Last month I talked about the essential nature of third-party auditing and pen testing. It's smart security policy, good business, and, more likely than not, a regulatory requirement. The problem, though, is that it tends to be pricey, time-consuming, and invasive.
Fortunately, there's a solution that's free, non-invasive, and requires very little of your time: Let a security vendor do it. I know, I can hear the protests now. "I don't want to let some vendor bring their hardware and software on my network!" Or "How can a vendor actually do a decent security audit?" Or "Do I get a free mug? 'Cuz the last guys offered me a free mug but Bill in Accounting stole it."
I can't make any guarantees about free mugs, but I can say that there are some definite advantages to letting a vendor do a network security audit. First and foremost, they're often free. Even for larger organizations, IT budgets are rarely growing. The do more with less mantra is alive and well whether you're in a large enterprise or an SMB and a free audit can provide you with a wealth of information about your network, letting you hang onto dwindling resources for the CEO's new laptop...er...I mean, for a critical technology refresh.
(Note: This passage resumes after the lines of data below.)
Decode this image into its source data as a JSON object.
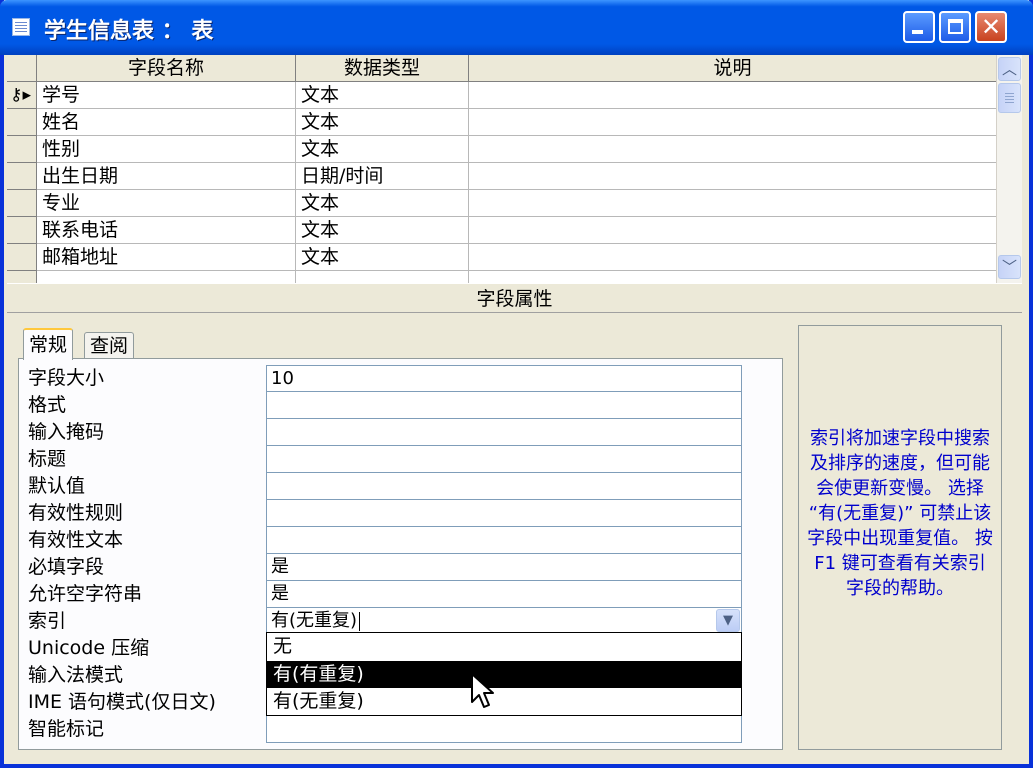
{
  "window": {
    "title": "学生信息表 ： 表"
  },
  "grid": {
    "headers": [
      "字段名称",
      "数据类型",
      "说明"
    ],
    "rows": [
      {
        "name": "学号",
        "type": "文本",
        "desc": ""
      },
      {
        "name": "姓名",
        "type": "文本",
        "desc": ""
      },
      {
        "name": "性别",
        "type": "文本",
        "desc": ""
      },
      {
        "name": "出生日期",
        "type": "日期/时间",
        "desc": ""
      },
      {
        "name": "专业",
        "type": "文本",
        "desc": ""
      },
      {
        "name": "联系电话",
        "type": "文本",
        "desc": ""
      },
      {
        "name": "邮箱地址",
        "type": "文本",
        "desc": ""
      }
    ]
  },
  "section_label": "字段属性",
  "tabs": {
    "general": "常规",
    "lookup": "查阅"
  },
  "properties": [
    {
      "label": "字段大小",
      "value": "10"
    },
    {
      "label": "格式",
      "value": ""
    },
    {
      "label": "输入掩码",
      "value": ""
    },
    {
      "label": "标题",
      "value": ""
    },
    {
      "label": "默认值",
      "value": ""
    },
    {
      "label": "有效性规则",
      "value": ""
    },
    {
      "label": "有效性文本",
      "value": ""
    },
    {
      "label": "必填字段",
      "value": "是"
    },
    {
      "label": "允许空字符串",
      "value": "是"
    },
    {
      "label": "索引",
      "value": "有(无重复)"
    },
    {
      "label": "Unicode 压缩",
      "value": ""
    },
    {
      "label": "输入法模式",
      "value": ""
    },
    {
      "label": "IME 语句模式(仅日文)",
      "value": ""
    },
    {
      "label": "智能标记",
      "value": ""
    }
  ],
  "dropdown": {
    "options": [
      "无",
      "有(有重复)",
      "有(无重复)"
    ],
    "highlighted_index": 1
  },
  "help_text": "索引将加速字段中搜索及排序的速度，但可能会使更新变慢。 选择 “有(无重复)” 可禁止该字段中出现重复值。 按 F1 键可查看有关索引字段的帮助。",
  "colors": {
    "title_bar": "#0058E6",
    "help_text": "#0000CC",
    "window_bg": "#ECE9D8"
  }
}
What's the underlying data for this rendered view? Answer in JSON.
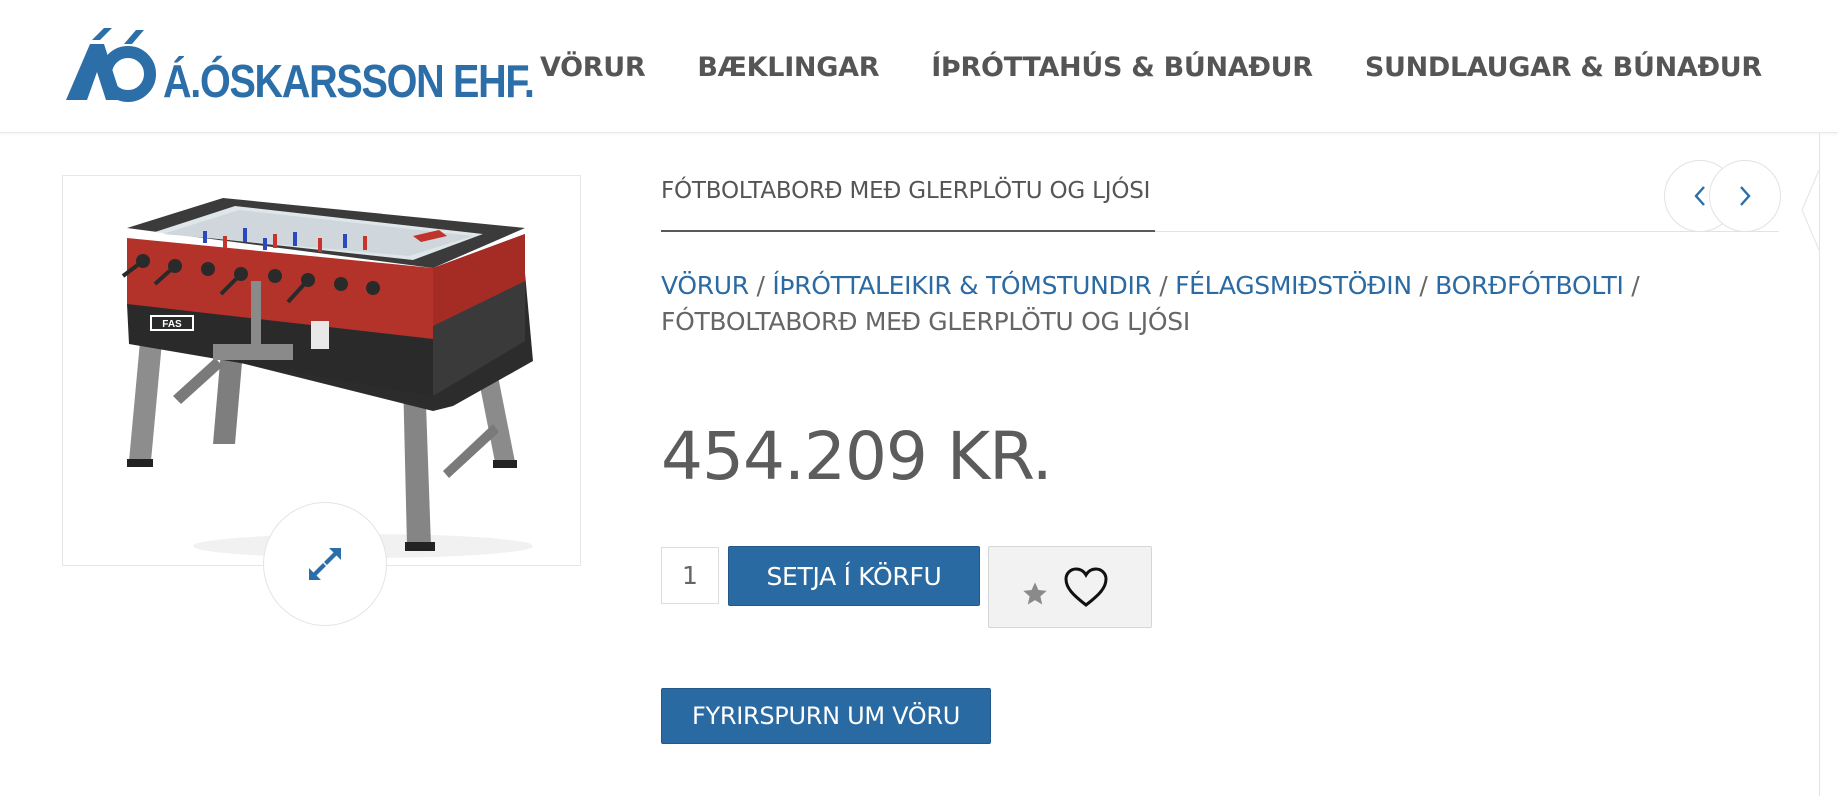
{
  "brand": {
    "logo_text": "Á.ÓSKARSSON EHF.",
    "color": "#2b6ea8"
  },
  "nav": {
    "items": [
      {
        "label": "VÖRUR"
      },
      {
        "label": "BÆKLINGAR"
      },
      {
        "label": "ÍÞRÓTTAHÚS & BÚNAÐUR"
      },
      {
        "label": "SUNDLAUGAR & BÚNAÐUR"
      }
    ]
  },
  "product": {
    "title": "FÓTBOLTABORÐ MEÐ GLERPLÖTU OG LJÓSI",
    "price": "454.209 KR.",
    "quantity": "1",
    "image_icon": "foosball-table-image"
  },
  "breadcrumb": {
    "links": [
      "VÖRUR",
      "ÍÞRÓTTALEIKIR & TÓMSTUNDIR",
      "FÉLAGSMIÐSTÖÐIN",
      "BORÐFÓTBOLTI"
    ],
    "separator": "/",
    "current": "FÓTBOLTABORÐ MEÐ GLERPLÖTU OG LJÓSI"
  },
  "buttons": {
    "add_to_cart": "SETJA Í KÖRFU",
    "inquiry": "FYRIRSPURN UM VÖRU"
  },
  "colors": {
    "primary_button": "#2a6aa2",
    "link": "#2b6aa3",
    "text": "#5e5e5e"
  }
}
More importantly, no matter how savvy your IT group, no matter how much you've already invested in network security, everyone needs an extra set of eyes. It doesn't hurt if those eyes are available for free, but the real value comes from an outside engineer taking a critical look at your infrastructure, your traffic, and the applications on your network. Chances are, many of the big breaches in recent years happened at organizations that were fairly confident in their security. They certainly had dedicated security teams in place and investments in hardware and software were far from drops in the proverbial bucket. And yet they still got hacked. This is why PCI-DSS standards, among others, require regular third-party audits and security testing.
"But wait!" you exclaim. "Isn't this just a cover for a sales pitch?"
This is a completely reasonable question and we all know that there is no such thing as a free lunch (or, for that matter, a free mug). But if the audit is done well and the vendor is savvy, there are only a couple of relatively painless outcomes:
If we're talking about the Fortinet Cyber Threat Assessment Program, you get the report regardless and it's quite comprehensive. Getting the data for the report is also remarkably painless. An engineer will place a FortiGate inline on your network as shown in the diagram below and essentially let it run for a few days. They will make sure that the firewall's throughput is such that you and your users won't notice a hit to network performance.
When the assessment period is over, they will prepare a detailed report from the data the FortiGate collected including
Not only will you be able to benchmark the effectiveness of your existing network security solutions, but you'll also get a detailed picture of how your network is performing with existing policies and applications. All you'll need to do is decide what to do with the information. Update your security hardware and software? Optimize application controls? Nail Bill in Accounting for watching YouTube all day and stealing your mug? File the report under "Get out of jail free cards for upcoming compliance monitoring"? It's up to you.
And while you're at it, ask about that mug...you might get lucky. Those FortiMugs are pretty snazzy.